SEFI @ work: Celebrating Ada Lovelace Day – an international discussion on young women in engineering and technology education

Tuesday, 12 October '21   4pm – 5:30pm CEST
Online on Zoom

This is an online event.

Joining instructions will be provided after booking.

Details

15:00 – 16:30 GMT (UK)/ 16:00 – 17:30 CEST (EU)

In spite of continuous efforts to promote engineering and technology degrees and careers to young women, it remains a male-dominated field in Europe. In OECD countries, fewer than 1 in 3 engineering graduates are female. This low participation of girls and young women in engineering and technology education is likely because of stereotypes and expectations, rather than ability and performance differences in math and physics.
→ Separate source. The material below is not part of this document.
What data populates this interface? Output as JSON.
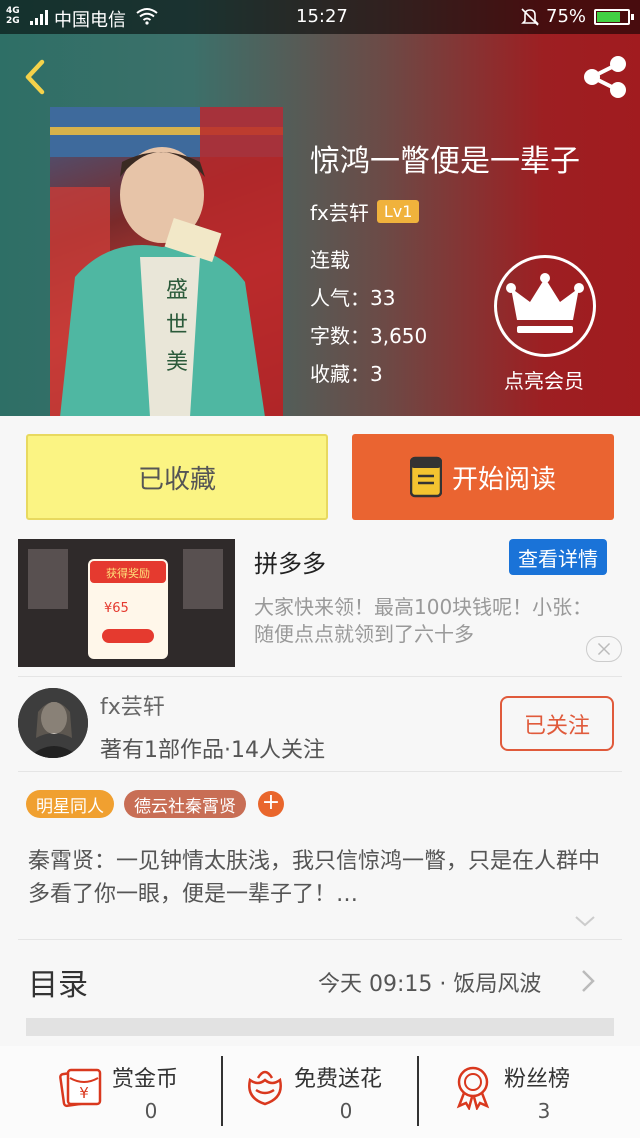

In a recent study by Moote et al (2020), the association of engineering with masculinity is evident in aspirations from age 10. Godwin et al (2016) found a stronger link between women’s agency belief, rather than maths and physics identities, and engineering career choice. Many other studies have identified numerous factors that have been linked to whether young women choose and persist in STEM areas such as interest in science, self-efficacy, role models, and science capital.
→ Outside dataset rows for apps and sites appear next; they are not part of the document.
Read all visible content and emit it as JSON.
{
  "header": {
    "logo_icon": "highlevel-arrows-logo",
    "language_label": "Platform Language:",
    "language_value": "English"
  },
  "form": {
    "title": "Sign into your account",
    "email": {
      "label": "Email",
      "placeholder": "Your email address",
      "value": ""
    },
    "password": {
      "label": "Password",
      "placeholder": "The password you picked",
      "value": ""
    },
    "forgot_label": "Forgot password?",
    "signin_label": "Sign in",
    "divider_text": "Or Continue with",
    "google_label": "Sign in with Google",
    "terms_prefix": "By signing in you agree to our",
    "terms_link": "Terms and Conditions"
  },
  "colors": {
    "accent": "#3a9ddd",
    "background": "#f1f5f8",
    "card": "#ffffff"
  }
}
For this session we invited colleagues from Brazil, Sweden and the UK to discuss and explore ways to motivate young women to pursue engineering and technology education.

Speakers

Valquíria Villas-Boas (Universidade de Caxias do Sul, Brazil) confirmed

Ulrika Sultan (Linköping University, Sweden) confirmed

Kate Bellingham (University College London, UK) confirmed

Moderators

Bill Williams (Instituto Superior Técnico, Portugal; TU Dublin, Ireland)

Inês Direito (University College London, UK)

References

Godwin, A., Potvin, G., Hazari, Z., & Lock, R. (2016). Identity, Critical Agency, and Engineering: An Affective Model for Predicting Engineering as a Career Choice. Journal of Engineering Education, 105(2), 312–340. https://doi.org/10.1002/jee.20118

Moote, J., Archer, L., DeWitt, J., & MacLeod, E. (2020). Comparing students' engineering and science aspirations from age 10 to 16: Investigating the role of gender, ethnicity, cultural capital, and attitudinal factors. Journal of Engineering Education, 109, 34–51. https://doi.org/10.1002/jee.20302

Instructions

Select the ticket and reserve your place in the seminar.
The information about the Zoom meeting will be sent to you in the confirmation email.

Online event information

Online on Zoom